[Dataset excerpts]

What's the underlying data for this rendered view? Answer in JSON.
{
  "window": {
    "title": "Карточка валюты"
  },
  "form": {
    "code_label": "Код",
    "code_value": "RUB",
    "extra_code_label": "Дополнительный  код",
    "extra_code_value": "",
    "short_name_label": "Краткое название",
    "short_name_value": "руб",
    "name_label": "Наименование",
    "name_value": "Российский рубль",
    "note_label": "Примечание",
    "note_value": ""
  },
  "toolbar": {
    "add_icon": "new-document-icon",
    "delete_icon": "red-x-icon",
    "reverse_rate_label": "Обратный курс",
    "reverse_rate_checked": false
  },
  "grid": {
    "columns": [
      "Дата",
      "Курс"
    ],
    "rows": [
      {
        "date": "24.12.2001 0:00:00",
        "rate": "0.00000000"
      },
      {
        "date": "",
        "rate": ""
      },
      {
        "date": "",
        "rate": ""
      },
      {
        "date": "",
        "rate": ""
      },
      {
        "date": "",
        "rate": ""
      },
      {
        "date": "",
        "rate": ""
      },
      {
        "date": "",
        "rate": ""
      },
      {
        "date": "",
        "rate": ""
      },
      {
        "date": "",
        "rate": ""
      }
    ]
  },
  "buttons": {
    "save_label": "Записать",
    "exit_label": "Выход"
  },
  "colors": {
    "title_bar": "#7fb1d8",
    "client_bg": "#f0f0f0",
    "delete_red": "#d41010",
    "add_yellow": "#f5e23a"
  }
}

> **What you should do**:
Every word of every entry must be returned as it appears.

> **Exercise response**:
What's the underlying data for this rendered view? Answer in JSON.
{
  "window": {
    "title": "Карточка валюты"
  },
  "form": {
    "code_label": "Код",
    "code_value": "RUB",
    "extra_code_label": "Дополнительный  код",
    "extra_code_value": "",
    "short_name_label": "Краткое название",
    "short_name_value": "руб",
    "name_label": "Наименование",
    "name_value": "Российский рубль",
    "note_label": "Примечание",
    "note_value": ""
  },
  "toolbar": {
    "add_icon": "new-document-icon",
    "delete_icon": "red-x-icon",
    "reverse_rate_label": "Обратный курс",
    "reverse_rate_checked": false
  },
  "grid": {
    "columns": [
      "Дата",
      "Курс"
    ],
    "rows": [
      {
        "date": "24.12.2001 0:00:00",
        "rate": "0.00000000"
      },
      {
        "date": "",
        "rate": ""
      },
      {
        "date": "",
        "rate": ""
      },
      {
        "date": "",
        "rate": ""
      },
      {
        "date": "",
        "rate": ""
      },
      {
        "date": "",
        "rate": ""
      },
      {
        "date": "",
        "rate": ""
      },
      {
        "date": "",
        "rate": ""
      },
      {
        "date": "",
        "rate": ""
      }
    ]
  },
  "buttons": {
    "save_label": "Записать",
    "exit_label": "Выход"
  },
  "colors": {
    "title_bar": "#7fb1d8",
    "client_bg": "#f0f0f0",
    "delete_red": "#d41010",
    "add_yellow": "#f5e23a"
  }
}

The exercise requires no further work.